■ Problem statement: Looking at each line of the data below, tally those that contain the word "wheeltec" and give only the total.

■ Supplied material:

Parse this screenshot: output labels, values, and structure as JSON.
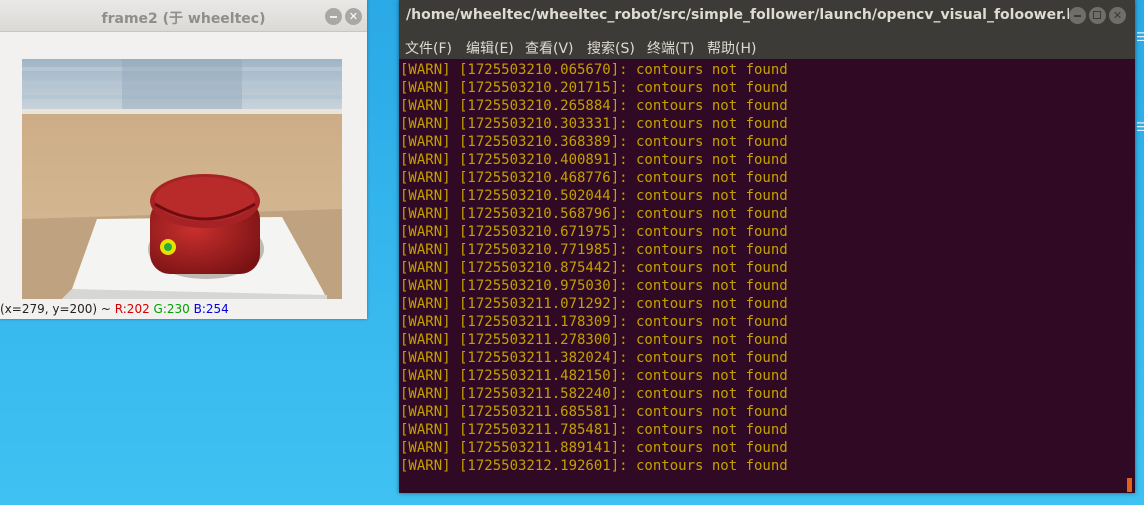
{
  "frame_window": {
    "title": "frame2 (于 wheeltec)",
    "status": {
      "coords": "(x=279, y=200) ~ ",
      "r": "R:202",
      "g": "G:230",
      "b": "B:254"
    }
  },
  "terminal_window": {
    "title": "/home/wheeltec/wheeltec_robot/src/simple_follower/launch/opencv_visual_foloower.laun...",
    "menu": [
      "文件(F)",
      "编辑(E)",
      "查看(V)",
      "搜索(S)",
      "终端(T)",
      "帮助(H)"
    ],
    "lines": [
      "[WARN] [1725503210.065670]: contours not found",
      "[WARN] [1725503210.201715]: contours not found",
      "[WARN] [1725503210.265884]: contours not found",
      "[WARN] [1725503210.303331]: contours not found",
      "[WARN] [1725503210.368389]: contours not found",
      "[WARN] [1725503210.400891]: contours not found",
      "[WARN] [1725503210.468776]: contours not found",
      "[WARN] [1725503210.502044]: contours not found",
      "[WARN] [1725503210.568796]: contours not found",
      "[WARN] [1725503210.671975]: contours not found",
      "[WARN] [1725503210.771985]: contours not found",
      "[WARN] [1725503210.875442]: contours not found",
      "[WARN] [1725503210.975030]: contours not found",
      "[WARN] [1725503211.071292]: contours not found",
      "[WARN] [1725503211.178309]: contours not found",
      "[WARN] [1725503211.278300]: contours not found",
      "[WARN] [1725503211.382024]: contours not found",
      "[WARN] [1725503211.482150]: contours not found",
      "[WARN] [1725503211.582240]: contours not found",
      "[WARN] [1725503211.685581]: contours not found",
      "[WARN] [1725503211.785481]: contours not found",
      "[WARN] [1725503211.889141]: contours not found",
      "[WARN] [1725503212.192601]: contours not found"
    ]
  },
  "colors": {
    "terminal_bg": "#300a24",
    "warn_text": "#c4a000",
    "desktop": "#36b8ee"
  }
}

■ Result for this task: 2